The Dinos punched their ticket to a rematch with the Huskies after unceremoniously disposing of the University of Alberta Golden Bears in the conference semi-finals 45-13 on Saturday, thanks to three Truzak interceptions bookended by kickoff return TDs by slotback Anthony Parker.
Parker broke through the Bears’ defences on the opening kickoff and took it a school record 108-yards to the endzone.
“As soon as I caught it, I new I had a big play,” he says. “The blocks were there, a huge hole, and I was able to take it all the way.”
Parker returned an onside kick for another touchdown in the final minute to cap off the Dinos’ second victory over the Bears in as many weeks.
“This game’s over, I’m already thinking about the Huskies,” says Truzak. “I wanna go there, I wanna capitalize and hopefully be off to Halifax, but that’s next week.”
After two weeks of dominance over the Bears, the Dinos defence looks like it’s starting to come together.
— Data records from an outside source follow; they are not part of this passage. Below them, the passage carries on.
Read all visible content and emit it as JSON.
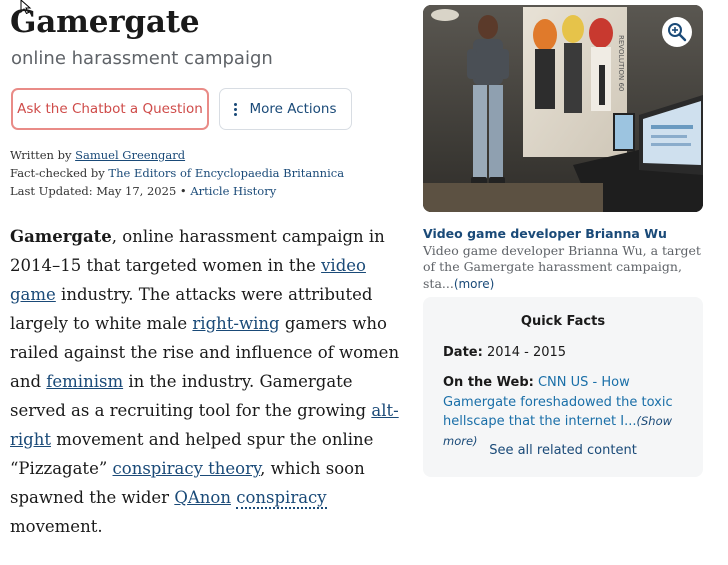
{
  "article": {
    "title": "Gamergate",
    "subtitle": "online harassment campaign",
    "buttons": {
      "chatbot": "Ask the Chatbot a Question",
      "more_actions": "More Actions"
    },
    "meta": {
      "written_by_label": "Written by",
      "author": "Samuel Greengard",
      "fact_checked_label": "Fact-checked by",
      "fact_checker": "The Editors of Encyclopaedia Britannica",
      "last_updated_label": "Last Updated: May 17, 2025",
      "separator": "•",
      "history_link": "Article History"
    },
    "body": {
      "term": "Gamergate",
      "t1": ", online harassment campaign in 2014–15 that targeted women in the ",
      "link_video_game": "video game",
      "t2": " industry. The attacks were attributed largely to white male ",
      "link_right_wing": "right-wing",
      "t3": " gamers who railed against the rise and influence of women and ",
      "link_feminism": "feminism",
      "t4": " in the industry. Gamergate served as a recruiting tool for the growing ",
      "link_alt_right": "alt-right",
      "t5": " movement and helped spur the online “Pizzagate” ",
      "link_conspiracy_theory": "conspiracy theory",
      "t6": ", which soon spawned the wider ",
      "link_qanon": "QAnon",
      "t7": " ",
      "link_conspiracy": "conspiracy",
      "t8": " movement."
    }
  },
  "sidebar": {
    "image_caption": {
      "title": "Video game developer Brianna Wu",
      "text": "Video game developer Brianna Wu, a target of the Gamergate harassment campaign, sta...",
      "more": "(more)"
    },
    "quick_facts": {
      "title": "Quick Facts",
      "date_label": "Date:",
      "date_value": "2014 - 2015",
      "web_label": "On the Web:",
      "web_link": "CNN US - How Gamergate foreshadowed the toxic hellscape that the internet I...",
      "show_more": "(Show more)",
      "see_all": "See all related content"
    }
  },
  "icons": {
    "zoom": "magnifier-plus-icon",
    "more_actions": "vertical-ellipsis-icon",
    "cursor": "mouse-pointer-icon"
  },
  "colors": {
    "link": "#1a4a78",
    "chatbot_border": "#e98b87",
    "chatbot_text": "#cf4c4a",
    "quick_facts_bg": "#f5f6f7"
  }
}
They allowed on average 275.9 yards of passing against throughout the regular season, but gave up an improved 370 yards total in the last two games.
“There’s a lot of pressure on our defensive backs because we’ve been out there and we’ve been in the position to make great plays and we haven’t been great,” says the fourth-year Truzak, who is one of the few greybeards in the Dinos secondary, along with fifth-year Matt Grohn. “We’re slowly turning it up. In the last two games we have been great, and we have been shutting it down. Our defence has become a complete package.”
Head coach Blake Nill agrees.
“Defence is starting to play better,” he says. “We did a better job this week against the run. At the end there, they moved the ball in that last drive but overall I thought defensively we did a good job stifling them and now we gotta get ready for Saskatchewan.”
This is it. If the Dinos want to match their accomplishments of last year, they need to win to get a spot in the national semi-finals. The offensive records set this year and the 7-1 regular season record won’t mean anything unless they can extend their eight-game winning streak.
Nill has one thing he’s going to focus on in the remaining practices before another bus ride back to where they started the season.
“Just intensity,” he says. “. . . we can match the athleticism, we can match the physicality, we have to match the intensity.”